As a small-business owner, you’ll often find yourself going down rabbit holes. Some can be solved with a little bit of elbow grease, but others can turn out to be a never-ending battle if ventured into without caution and a strategic plan of action. Unfortunately, Bad Rabbit falls under the latter.
While this ransomware takes its name from an adorable little creature, what it’s capable of is anything but cute. In fact, “bad” would be an understatement.
What do we know about Bad Rabbit?
Bad Rabbit is a strain of ransomware which spreads via web traffic from compromised websites. It poses as an Adobe update that prompts users to download a file called “install_flash_player.exe.” Once downloaded, Bad Rabbit will lock down the infected computers and demand 0.05 bitcoin (approximately $238) for files to be released.
Bad Rabbit has already hopped into numerous Russian media companies like Interfax and Fontanka; as well as transportation targets in Ukraine, including Odessa’s airport, Kiev’s subway, and the Ministry of Infrastructure. Attacks have also been reported in Germany, Poland, Bulgaria, Turkey, Japan, South Korea, and the U.S.A.
Ties to previous attack
According to cybersecurity firm Kaspersky Lab, Bad Rabbit’s method for attacking corporate networks is very similar to NotPetya, a major international ransomware outbreak from earlier in 2017. This is because Bad Rabbit was launched meticulously through a network of hacked websites, some of which link to NotPetya.
This was no coincidence; Kaspersky later confirmed, after thorough analysis of Bad Rabbit’s encryption algorithm, that the ransomware is in fact a modified version of NotPetya.
What does this mean for SMBs?
Apart from its ability to encrypt files, Bad Rabbit also has a module that allows it to spread easily and rapidly. After gaining access to a computer, it will scan the entire corporate network for open directories such as browser, admin, event log, and net logon.
Then, it will collect logins and passwords on the infected computer and use them to access other computers and steal confidential data.
How to protect your business

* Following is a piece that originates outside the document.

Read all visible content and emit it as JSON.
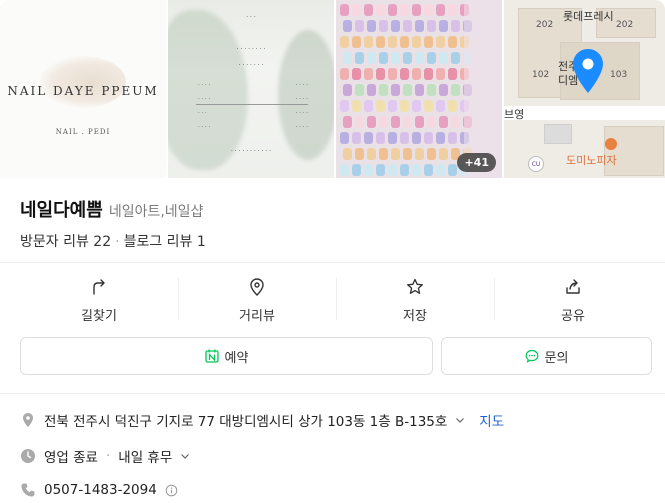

First and foremost, you should never download apps or software from pop-up advertisements that aren’t from legitimate software companies. Luckily, most advanced antivirus software can detect Bad Rabbit and protect your machines from being infected.
But the moral of the story is that more and more hackers are using sophisticated ransomware to extort money; NotPetya and Wannacry were two previous examples that Bad Rabbit has followed. To protect your business from any future ransomware attacks, you need to consider advanced data backup and unified threat management solutions.
At PC LAN TECHS, we understand that keeping up with security is a complex task. Our certified technicians have extensive cybersecurity experience and can advise the best possible ways to protect all your networks and devices without breaking the bank. Don’t wait for the worst to befall you. Protect what you’ve worked so hard to build, starting today.